The Nintendo Switch’s built-in 32GB of flash storage is wholly inadequate for pretty much everyone. Even if you buy all of your games physically, many AAA titles require large downloads and patches to supplement the content on the cartridge, and that’s not even getting into digital-only eShop games and optional DLC, all of which will take up precious bytes of your Switch’s storage.
So yes, if you’re buying yourself a Switch, you’ll probably want to add a microSD card to your cart as well. Here’s our advice:
You really shouldn’t entertain anything smaller than 64GB, and even then only if you’re buying physical copies of most of your games, rather than downloading them from the eShop. 128GB cards are generally about double the price of 64GB, but well worth the expense if you do a lot of downloading.
There are larger capacities available, ranging all the way up to 400GB as of the time of this writing, but they come slapped with hefty price premiums, at least for now. For example, Samsung’s 128GB card goes for $40 ($.31 per gigabyte), while its 256GB equivalent will currently set you back $119 (about $.46 per gigabyte).
But, in a shockingly user-friendly move, Nintendo allows you to juggle multiple microSD cards on the Switch just by turning the system off and swapping in a new one, meaning it would be a lot cheaper to buy two 128GB cards than a single 256GB model. It’s mildly inconvenient, and if you lose a card you’ll lose all of its associated save files too, so if you go this route, be sure to use a carrying case.
Most cards sold these days are rated either UHS-1 or UHS-3, with the latter sporting faster write speeds, but as EuroGamer tested, they should all perform about the same on the Switch. Nintendo’s own FAQ recommends the following:
Transfer speed 60 - 95 MB/sec (the higher the transfer speed, the better gameplay experience on Nintendo Switch)
Luckily, most name brand cards these days support 100 MB/sec read speeds, so you shouldn’t nitpick too much about data transfer speeds. Instead, focus on finding a good price from a reliable brand.

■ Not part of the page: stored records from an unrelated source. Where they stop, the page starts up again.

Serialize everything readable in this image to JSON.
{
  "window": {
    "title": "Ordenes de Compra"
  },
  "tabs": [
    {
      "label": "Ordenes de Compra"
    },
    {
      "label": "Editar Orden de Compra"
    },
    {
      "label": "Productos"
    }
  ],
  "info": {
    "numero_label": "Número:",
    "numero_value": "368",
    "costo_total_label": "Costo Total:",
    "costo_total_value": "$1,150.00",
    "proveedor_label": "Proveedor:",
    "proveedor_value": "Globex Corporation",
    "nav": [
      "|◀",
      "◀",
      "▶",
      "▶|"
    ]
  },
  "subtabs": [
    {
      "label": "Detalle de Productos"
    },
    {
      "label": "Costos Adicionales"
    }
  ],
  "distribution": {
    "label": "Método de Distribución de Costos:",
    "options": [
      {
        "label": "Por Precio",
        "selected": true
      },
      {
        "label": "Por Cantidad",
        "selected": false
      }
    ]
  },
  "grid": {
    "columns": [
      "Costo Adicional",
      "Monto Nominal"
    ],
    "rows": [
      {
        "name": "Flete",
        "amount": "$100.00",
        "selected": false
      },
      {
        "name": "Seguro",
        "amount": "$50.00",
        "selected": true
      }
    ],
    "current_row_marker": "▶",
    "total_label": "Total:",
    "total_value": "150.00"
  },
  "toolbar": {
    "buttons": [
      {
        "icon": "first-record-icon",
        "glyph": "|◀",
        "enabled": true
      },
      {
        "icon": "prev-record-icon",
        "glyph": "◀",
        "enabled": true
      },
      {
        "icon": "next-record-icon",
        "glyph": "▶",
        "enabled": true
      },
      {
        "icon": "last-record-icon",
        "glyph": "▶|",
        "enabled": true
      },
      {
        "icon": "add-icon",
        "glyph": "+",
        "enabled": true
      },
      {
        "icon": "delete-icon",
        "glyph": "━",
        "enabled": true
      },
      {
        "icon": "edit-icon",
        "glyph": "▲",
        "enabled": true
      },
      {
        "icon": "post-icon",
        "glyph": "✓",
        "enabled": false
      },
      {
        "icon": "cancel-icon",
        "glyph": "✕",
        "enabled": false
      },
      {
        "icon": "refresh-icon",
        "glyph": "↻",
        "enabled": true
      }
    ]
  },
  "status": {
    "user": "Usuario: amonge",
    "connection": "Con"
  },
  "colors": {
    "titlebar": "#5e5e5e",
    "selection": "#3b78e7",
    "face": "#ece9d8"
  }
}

You can’t go wrong with Samsung’s aforementioned UHS-3 cards, or SanDisk’s popular UHS-1 alternatives. The Sandisks are generally a few bucks cheaper, but if you ever want to repurpose the card for use in, say, a 4K action cam, you’ll find that the Samsung’s higher write speeds were worth the premium, even if you didn’t notice it while playing Mario Tennis.
You may be tempted to save a few bucks by buying a counterfeit or no-name card off of eBay, but think about what you’re storing on here. Your 100 hour Zelda file isn’t as important as your family photos, but it’s not far off! Just spend a few extra bucks and buy something reliable: SanDisk and Samsung cards both offer 10 year warranties.
Do you have any other file management advice for your fellow Switch owners? Drop your knowledge in the comments.